Logistically, Denning said, this was extremely trying and opened the door to potential human error, such were the time constraints placed under teams. For 2016, engineers will be able to fully analyse and comprehend machine performance on Saturday evening before making adequate changes for race two.

"From our point of view, what we can give back to our sponsors and to the fans is so much more. Race day was, excuse my language, a clusterf**k. We arrived at the track at seven in the morning. We did the warm-up at 8.40am. If there were technical problems...

"Last year, at the last race of the year was a good example. We didn't finish with Alex in Qatar because we broke the engine in the first race. There was a human error in swapping the engine for the second race. But you will get that human error [because of time constraints].

"They knew it when they first fired the bike up and the oil pressure was down, but then there were ten minutes until pit lane opened. We said to Alex, 'Try but we think the engine might stop.' In the end it didn't make one lap. That wouldn't happen [with the new schedule].

"A one o'clock race on each day is great. It also means that after the races we can go and do Q&As with the fans in the village, which was impossible before, because it's leading into something the next day. I think overall there has been some negative reaction and I don't have that opinion just because we're working with Dorna. I have a strong belief that in the end it will be much better."
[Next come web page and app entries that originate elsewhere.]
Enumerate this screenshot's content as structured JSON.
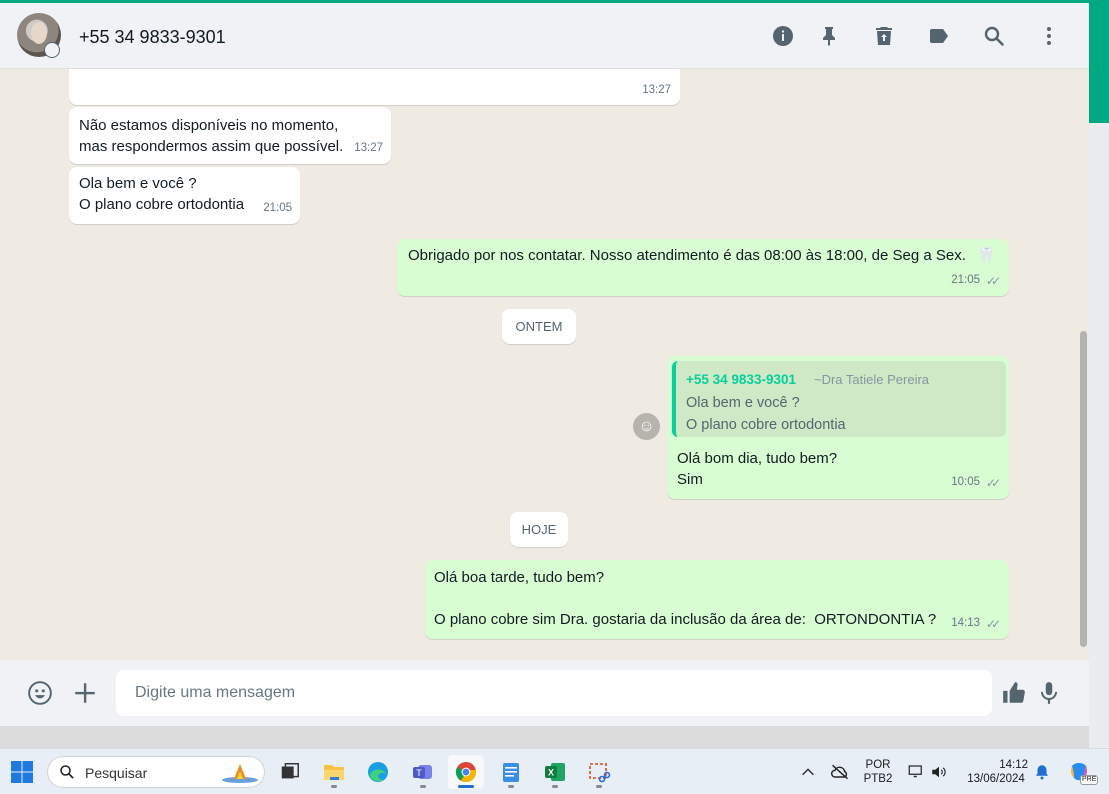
{
  "header": {
    "contact_name": "+55 34 9833-9301",
    "icons": [
      "info-icon",
      "pin-icon",
      "delete-icon",
      "label-icon",
      "search-icon",
      "menu-icon"
    ]
  },
  "messages": [
    {
      "direction": "in",
      "text": "",
      "time": "13:27"
    },
    {
      "direction": "in",
      "text": "Não estamos disponíveis no momento,\nmas respondermos assim que possível.",
      "time": "13:27"
    },
    {
      "direction": "in",
      "text": "Ola bem e você ?\nO plano cobre ortodontia",
      "time": "21:05"
    },
    {
      "direction": "out",
      "text": "Obrigado por nos contatar. Nosso atendimento é das 08:00 às 18:00, de Seg a Sex.",
      "emoji": "🦷",
      "time": "21:05"
    },
    {
      "direction": "out",
      "quote": {
        "author": "+55 34 9833-9301",
        "alias": "~Dra Tatiele Pereira",
        "line1": "Ola bem e você ?",
        "line2": "O plano cobre ortodontia"
      },
      "text": "Olá bom dia, tudo bem?\nSim",
      "time": "10:05"
    },
    {
      "direction": "out",
      "text": "Olá boa tarde, tudo bem?\n\nO plano cobre sim Dra. gostaria da inclusão da área de:  ORTONDONTIA ?",
      "time": "14:13"
    }
  ],
  "day_separators": {
    "yesterday": "ONTEM",
    "today": "HOJE"
  },
  "composer": {
    "placeholder": "Digite uma mensagem",
    "icons": [
      "emoji-icon",
      "plus-icon",
      "thumbs-up-icon",
      "microphone-icon"
    ]
  },
  "taskbar": {
    "search_label": "Pesquisar",
    "language_line1": "POR",
    "language_line2": "PTB2",
    "time": "14:12",
    "date": "13/06/2024",
    "copilot_badge": "PRE"
  },
  "colors": {
    "accent": "#00a884",
    "outgoing_bubble": "#d9fdd3",
    "incoming_bubble": "#ffffff",
    "chat_background": "#efeae2",
    "quote_author": "#06cf9c"
  }
}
While the series was notable for the breath-taking dominance of runaway title winner Jonathan Rea in 2015, a certain depth has been added to the field for the new year with ex-MotoGP champion Nicky Hayden and reigning British champion Josh Brookes two noteworthy additions.

Denning added that the addition of two BMW teams, Yamaha's official return and Dorna's increased understanding of how the series should be run leaves the championship in fine shape as it enters its 29th season.
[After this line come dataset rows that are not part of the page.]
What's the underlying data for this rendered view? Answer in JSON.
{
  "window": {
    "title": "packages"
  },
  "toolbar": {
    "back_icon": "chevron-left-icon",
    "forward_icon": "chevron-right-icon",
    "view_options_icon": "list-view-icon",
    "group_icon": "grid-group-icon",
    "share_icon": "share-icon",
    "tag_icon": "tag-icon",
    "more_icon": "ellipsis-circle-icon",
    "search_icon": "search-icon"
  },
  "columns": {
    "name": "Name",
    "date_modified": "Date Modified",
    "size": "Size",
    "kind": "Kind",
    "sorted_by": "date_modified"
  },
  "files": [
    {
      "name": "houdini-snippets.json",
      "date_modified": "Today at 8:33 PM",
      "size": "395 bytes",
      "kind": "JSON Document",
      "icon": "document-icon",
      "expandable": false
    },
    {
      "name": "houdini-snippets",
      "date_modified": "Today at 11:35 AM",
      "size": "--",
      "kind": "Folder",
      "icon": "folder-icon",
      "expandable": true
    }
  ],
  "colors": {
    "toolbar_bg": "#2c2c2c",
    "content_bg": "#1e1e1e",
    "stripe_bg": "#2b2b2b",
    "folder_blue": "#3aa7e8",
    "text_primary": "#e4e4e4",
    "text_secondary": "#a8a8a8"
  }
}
"We have now got two competitive BMW teams rather just a one-rider team. MV is still her and we've unfortunately lost Suzuki, they've been replaced with Yamaha. The championship will be a lot stronger. Nicky is a big attraction. I think he's riding that bike really well. He's strong and looks committed. He'll do a really good job.

"Josh has a bit of a bad boy image. He's the British champion. He's a fast Australian. We need that. You look at the depth of the field and it's much stronger and more interesting, in terms of bikes and riders.

"When Dorna took over World Superbike they didn't really understand the points of difference between GPs and World Superbikes. Now they do. It's a slow transition but the team in World Superbike are now focussing on the differences. The fans can get more access to riders.

"The two-race format is something completely different. This understanding from Dorna was of GP racing as it was and MotoGP racing in the last ten years, so it's quite a big transition for them. For Javier Alonso to say, 'If you think that's right, go ahead and do it' [is positive]. I'd still like to see more free-to-access video content in World Superbike. But we keep pushing for that, let's see."